- Probe politely to understand all the customer’s needs
- Present a solution for the customer to take home today
- Listen for and resolve any issues or concerns
- End with a fond farewell and an invitation to return
Source: Apple: My Key to Success
What do people regret the most before they die? Bonnie Ware worked in palliative care for many years, tending to people during the last three to twelve weeks of their lives. A handful of themes cropped up in the things they regretted during their final days:
“I wish I’d had the courage to live a life true to myself, not the life others expected of me.”
“I wish I didn’t work so hard.”
“I wish I’d had the courage to express my feelings.”
“I wish I had stayed in touch with my friends.”
“I wish that I had let myself be happier.”
I feel good that I’m avoiding these and that my life is great and full of purpose.
Adventure without risk is Disneyland — Doug Coupland
I’ve been working on a big project for the past 2+ years and we’ve recently hit some bumps. Most of the bumps come down to risk. Risk is a funny thing. It makes people scared. It makes people worry. It raises issues of accountability, responsibility and a number of big decisions for those involved. But most interestingly, it seems to paralyze.

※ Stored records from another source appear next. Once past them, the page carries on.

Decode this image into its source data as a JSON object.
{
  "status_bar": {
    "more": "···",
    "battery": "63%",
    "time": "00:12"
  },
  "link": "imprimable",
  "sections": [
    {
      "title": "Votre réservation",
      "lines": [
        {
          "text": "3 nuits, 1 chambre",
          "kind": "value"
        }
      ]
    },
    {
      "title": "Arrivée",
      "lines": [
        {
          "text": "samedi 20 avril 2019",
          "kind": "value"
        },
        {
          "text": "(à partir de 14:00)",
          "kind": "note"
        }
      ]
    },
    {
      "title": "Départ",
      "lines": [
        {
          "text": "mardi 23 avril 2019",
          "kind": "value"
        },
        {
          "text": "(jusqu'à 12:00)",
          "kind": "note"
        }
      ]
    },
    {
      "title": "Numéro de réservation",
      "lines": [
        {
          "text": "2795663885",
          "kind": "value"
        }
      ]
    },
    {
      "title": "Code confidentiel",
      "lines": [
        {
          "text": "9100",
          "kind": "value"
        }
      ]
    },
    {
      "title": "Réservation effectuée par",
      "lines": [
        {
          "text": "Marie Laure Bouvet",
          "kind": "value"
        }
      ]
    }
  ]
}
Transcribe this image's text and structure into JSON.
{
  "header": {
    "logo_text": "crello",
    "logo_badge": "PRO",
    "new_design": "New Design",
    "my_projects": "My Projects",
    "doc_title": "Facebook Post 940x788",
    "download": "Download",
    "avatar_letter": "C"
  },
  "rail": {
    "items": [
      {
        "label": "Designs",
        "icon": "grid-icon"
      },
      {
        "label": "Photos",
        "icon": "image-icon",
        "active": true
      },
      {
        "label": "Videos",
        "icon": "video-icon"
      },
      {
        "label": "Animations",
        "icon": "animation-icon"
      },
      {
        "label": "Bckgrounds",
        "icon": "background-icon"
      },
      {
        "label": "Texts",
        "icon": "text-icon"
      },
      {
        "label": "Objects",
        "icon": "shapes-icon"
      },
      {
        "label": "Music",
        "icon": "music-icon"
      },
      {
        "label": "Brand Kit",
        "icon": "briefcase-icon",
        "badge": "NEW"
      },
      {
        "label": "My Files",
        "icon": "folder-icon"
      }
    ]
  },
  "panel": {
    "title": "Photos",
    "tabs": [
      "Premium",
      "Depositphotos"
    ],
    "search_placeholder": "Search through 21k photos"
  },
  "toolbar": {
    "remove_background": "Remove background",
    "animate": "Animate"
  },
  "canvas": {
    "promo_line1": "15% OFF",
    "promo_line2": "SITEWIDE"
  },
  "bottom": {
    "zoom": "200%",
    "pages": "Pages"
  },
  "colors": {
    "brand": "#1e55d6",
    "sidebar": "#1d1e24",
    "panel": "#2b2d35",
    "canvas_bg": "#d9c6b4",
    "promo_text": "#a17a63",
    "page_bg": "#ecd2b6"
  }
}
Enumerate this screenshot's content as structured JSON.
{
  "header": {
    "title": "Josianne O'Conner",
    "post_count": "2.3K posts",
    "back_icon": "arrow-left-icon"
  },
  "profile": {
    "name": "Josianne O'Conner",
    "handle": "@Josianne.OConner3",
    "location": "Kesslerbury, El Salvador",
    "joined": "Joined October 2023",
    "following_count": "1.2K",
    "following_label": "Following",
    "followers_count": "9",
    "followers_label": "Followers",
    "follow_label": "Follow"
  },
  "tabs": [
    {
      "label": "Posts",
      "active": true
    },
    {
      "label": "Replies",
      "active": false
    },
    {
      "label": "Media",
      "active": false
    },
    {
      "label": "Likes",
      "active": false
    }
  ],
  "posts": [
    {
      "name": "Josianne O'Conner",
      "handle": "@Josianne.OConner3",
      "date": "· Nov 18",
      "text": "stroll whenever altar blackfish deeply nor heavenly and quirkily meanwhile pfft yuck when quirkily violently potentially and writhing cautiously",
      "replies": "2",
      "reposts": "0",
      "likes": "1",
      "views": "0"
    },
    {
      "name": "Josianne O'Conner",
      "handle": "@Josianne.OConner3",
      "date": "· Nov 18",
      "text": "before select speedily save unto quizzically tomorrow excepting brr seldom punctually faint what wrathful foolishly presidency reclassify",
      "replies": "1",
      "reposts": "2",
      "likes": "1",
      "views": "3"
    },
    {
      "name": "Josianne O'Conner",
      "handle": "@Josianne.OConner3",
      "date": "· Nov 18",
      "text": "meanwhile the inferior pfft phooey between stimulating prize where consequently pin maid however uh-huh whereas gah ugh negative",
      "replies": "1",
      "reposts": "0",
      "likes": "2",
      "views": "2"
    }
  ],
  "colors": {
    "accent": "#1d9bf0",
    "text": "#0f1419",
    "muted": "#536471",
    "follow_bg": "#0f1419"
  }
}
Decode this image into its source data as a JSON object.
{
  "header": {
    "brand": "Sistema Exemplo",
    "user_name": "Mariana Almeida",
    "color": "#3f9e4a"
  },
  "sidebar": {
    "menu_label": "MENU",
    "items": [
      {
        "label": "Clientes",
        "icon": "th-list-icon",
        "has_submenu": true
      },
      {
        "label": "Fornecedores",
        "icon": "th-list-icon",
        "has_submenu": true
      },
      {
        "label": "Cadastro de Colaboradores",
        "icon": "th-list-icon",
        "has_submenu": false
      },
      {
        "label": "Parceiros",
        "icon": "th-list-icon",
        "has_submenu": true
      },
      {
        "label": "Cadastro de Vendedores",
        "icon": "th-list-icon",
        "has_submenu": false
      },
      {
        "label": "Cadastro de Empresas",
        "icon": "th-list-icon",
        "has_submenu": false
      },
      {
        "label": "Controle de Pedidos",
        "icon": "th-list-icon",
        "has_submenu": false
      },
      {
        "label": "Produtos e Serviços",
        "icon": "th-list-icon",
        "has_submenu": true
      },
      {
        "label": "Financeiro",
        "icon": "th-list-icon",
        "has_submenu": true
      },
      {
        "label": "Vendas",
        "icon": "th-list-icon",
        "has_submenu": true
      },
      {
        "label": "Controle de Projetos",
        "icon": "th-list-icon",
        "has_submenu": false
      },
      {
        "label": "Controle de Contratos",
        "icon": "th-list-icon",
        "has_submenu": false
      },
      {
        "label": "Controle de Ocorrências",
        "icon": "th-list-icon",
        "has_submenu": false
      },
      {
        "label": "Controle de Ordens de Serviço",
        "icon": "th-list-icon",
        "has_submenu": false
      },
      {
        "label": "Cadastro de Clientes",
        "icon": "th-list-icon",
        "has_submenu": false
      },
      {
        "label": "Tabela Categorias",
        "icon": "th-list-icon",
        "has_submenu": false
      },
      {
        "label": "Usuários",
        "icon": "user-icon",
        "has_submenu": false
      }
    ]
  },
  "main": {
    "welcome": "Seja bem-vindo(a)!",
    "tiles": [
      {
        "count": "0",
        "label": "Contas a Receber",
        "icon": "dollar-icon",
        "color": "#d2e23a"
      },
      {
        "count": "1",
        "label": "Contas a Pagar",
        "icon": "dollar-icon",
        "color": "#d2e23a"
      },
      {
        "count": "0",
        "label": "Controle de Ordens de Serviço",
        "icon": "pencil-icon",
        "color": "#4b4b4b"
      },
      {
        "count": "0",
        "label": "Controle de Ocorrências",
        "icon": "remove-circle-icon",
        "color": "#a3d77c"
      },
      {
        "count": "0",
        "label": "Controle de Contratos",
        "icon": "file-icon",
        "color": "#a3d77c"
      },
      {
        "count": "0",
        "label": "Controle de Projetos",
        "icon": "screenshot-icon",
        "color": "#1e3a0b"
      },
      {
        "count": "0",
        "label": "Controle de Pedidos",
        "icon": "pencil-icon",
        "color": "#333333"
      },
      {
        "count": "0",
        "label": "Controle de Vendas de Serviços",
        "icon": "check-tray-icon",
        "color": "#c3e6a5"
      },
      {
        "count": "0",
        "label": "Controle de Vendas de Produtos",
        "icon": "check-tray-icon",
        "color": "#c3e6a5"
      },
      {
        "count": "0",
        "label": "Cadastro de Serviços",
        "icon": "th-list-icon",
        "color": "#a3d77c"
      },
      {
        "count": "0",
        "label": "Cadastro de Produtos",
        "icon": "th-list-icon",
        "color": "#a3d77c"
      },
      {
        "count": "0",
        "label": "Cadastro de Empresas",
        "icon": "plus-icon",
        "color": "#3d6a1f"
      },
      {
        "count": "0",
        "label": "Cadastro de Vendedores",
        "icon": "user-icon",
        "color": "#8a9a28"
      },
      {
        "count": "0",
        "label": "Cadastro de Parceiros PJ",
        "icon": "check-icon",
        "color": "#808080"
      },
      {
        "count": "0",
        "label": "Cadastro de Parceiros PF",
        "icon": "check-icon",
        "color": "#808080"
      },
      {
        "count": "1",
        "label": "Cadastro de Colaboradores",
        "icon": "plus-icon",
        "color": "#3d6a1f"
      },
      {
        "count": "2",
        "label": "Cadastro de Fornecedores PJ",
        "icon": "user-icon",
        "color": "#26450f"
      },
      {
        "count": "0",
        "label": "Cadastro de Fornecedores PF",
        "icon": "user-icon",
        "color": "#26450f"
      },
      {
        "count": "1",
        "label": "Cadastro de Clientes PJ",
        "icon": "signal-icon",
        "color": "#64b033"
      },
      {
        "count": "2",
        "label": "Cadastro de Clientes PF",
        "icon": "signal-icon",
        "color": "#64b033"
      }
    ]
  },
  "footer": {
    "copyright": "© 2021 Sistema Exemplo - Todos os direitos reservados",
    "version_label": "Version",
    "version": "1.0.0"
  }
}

If you deal with risk, you need to find ways to overcome paralysis. If you can’t be brave, committed, make bold moves and be willing to try new things — even when the going gets tough — then you should look for other work. This is a risky world, but without risk it’s just Disneyland.
The always eloquent Mark Hurst had a great piece recently on the importance and value of listening entitled Listening is Hard. Two things in particular stuck out for me as an important to finding a job in IA:
You can’t create something better for someone unless you understand what it is they need.
As UX practitioners we’re often responsible for creating things that are better, more usable, better organized, easier to engage with, that sell more stuff or help reduce costs. Listening is a critical skill to learn.
Take a methods like interviewing and facilitation — these require open ears, active listening, attentive to the inputs being provided. Without effective listening, you’ll likely miss a chance to truly understand the needs being communicated through the words of others.
Consider also usability testing as examples where listening is an important part of the process of facilitating a test. Hearing responses from test participants and understanding what is/isn’t working for them requires attentive listening.
Finding out what they need – often by listening to them – is hard.
Talk to anyone who has sat through days of back-to-back stakeholder and user interviews or conducted numerous card sorts or usability tests — they’ll tell you it is hard. You have to practice.
So how do you be an effective listener?
I saw Wil perform tonight. It was intimate show, small venue with a couple hundred folks. It was a great show. Reminded me of my former days as a musician (I’m a drummer) and the joy of being on stage.
My takeaway though wasn’t just the music. Mostly it is that I seem to have stopped creating things in my life.
I have a lot — great family, good job/career, but there’s still a void. Now I know what it is.
I have to change this. Time to start “doing” and “making” and stop watching. Time to seize the day.